Book Review: “The Covenantal Structure of Christian Economics” (Gary North, 2014) Part 12

by Andrew McColl, 28/4/2015

  1. Anyone who argues that Jesus did not invoke personal self-interest has an inaccurate understanding of Jesus’ teachings on wealth. Specifically, with respect to the accumulation of personal wealth in the form of capital, Jesus was adamant: a person has both a moral responsibility and a legal responsibility to accumulate capital. This is an aspect of the dominion covenant. It involves redeeming the world, i.e., buying it back in the name of God.

To buy it back requires accumulated capital. The alternative interpretation is that we must re-claim it by force. This is not part of the New Covenant’s view of capital accumulation. It only happened once in the Old Covenant: the conquest of Canaan (p.151).

When Jesus said, “Give, and it will be given to you…” (Luke 6:38), He was invoking self-interest. He was effectively saying, “It will be good for you, to give. You will profit from this.”

We do not find in the Bible the idea that poverty is good for you. We do find the promise of prosperity for those who are faithful in doing God’s will. (See Ps. 112; Deut.28).

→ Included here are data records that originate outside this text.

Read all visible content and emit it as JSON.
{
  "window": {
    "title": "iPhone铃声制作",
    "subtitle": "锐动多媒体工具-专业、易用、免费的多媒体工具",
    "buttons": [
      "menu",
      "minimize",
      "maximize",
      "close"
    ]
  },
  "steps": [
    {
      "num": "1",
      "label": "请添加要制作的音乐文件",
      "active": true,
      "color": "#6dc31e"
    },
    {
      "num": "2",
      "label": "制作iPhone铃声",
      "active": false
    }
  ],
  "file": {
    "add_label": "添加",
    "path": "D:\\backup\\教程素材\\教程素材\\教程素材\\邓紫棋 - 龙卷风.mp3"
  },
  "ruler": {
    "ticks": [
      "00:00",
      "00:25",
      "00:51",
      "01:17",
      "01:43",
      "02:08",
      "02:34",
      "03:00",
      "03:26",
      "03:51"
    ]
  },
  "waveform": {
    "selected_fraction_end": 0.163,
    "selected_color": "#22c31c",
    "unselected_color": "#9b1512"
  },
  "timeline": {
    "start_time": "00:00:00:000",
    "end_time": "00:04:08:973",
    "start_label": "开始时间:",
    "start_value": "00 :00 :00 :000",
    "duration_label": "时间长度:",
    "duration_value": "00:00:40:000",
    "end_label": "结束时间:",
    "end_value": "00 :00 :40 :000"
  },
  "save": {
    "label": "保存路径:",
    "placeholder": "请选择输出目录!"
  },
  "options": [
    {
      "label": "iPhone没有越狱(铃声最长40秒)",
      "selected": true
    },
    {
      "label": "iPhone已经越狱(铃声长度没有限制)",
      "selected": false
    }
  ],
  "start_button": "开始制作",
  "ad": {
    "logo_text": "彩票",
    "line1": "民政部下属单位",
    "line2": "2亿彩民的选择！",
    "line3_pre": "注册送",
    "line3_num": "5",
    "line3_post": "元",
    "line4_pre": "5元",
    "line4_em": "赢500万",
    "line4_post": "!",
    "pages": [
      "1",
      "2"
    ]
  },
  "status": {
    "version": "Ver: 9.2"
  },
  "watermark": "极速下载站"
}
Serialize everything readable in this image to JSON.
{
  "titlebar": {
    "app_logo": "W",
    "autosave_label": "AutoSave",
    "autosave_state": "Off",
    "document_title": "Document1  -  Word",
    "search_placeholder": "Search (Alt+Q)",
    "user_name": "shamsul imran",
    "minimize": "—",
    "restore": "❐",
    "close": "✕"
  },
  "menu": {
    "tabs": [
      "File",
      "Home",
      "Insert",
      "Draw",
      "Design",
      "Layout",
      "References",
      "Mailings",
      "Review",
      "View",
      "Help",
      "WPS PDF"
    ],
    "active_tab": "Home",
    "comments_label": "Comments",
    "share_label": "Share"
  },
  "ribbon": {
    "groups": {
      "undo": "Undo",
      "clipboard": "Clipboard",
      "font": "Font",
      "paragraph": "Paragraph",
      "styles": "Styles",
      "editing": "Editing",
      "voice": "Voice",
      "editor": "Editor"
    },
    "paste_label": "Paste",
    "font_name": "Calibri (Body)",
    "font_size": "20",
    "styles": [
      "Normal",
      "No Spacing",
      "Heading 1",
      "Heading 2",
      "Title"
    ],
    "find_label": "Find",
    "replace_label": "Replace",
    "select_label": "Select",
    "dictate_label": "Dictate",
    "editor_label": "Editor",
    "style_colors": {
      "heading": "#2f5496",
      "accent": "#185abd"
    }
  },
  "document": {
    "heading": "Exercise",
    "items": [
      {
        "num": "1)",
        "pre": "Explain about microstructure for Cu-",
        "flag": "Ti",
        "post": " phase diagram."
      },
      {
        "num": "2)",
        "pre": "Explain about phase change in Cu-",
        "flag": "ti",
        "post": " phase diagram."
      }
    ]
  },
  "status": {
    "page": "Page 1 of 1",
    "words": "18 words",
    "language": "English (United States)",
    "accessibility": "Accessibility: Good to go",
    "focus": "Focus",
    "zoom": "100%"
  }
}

We are not to “weary ourselves to gain wealth” (Prov.23:4), but that mustn’t preclude us from being hard-working, diligent, productive individuals, planning for the future. “Man goes forth to his work and to his labor until evening” (Ps.104:23), for what purpose? “A good man leaves an inheritance to his children’s children, and the wealth of the sinner is stored up for the righteous” (Prov.13:22).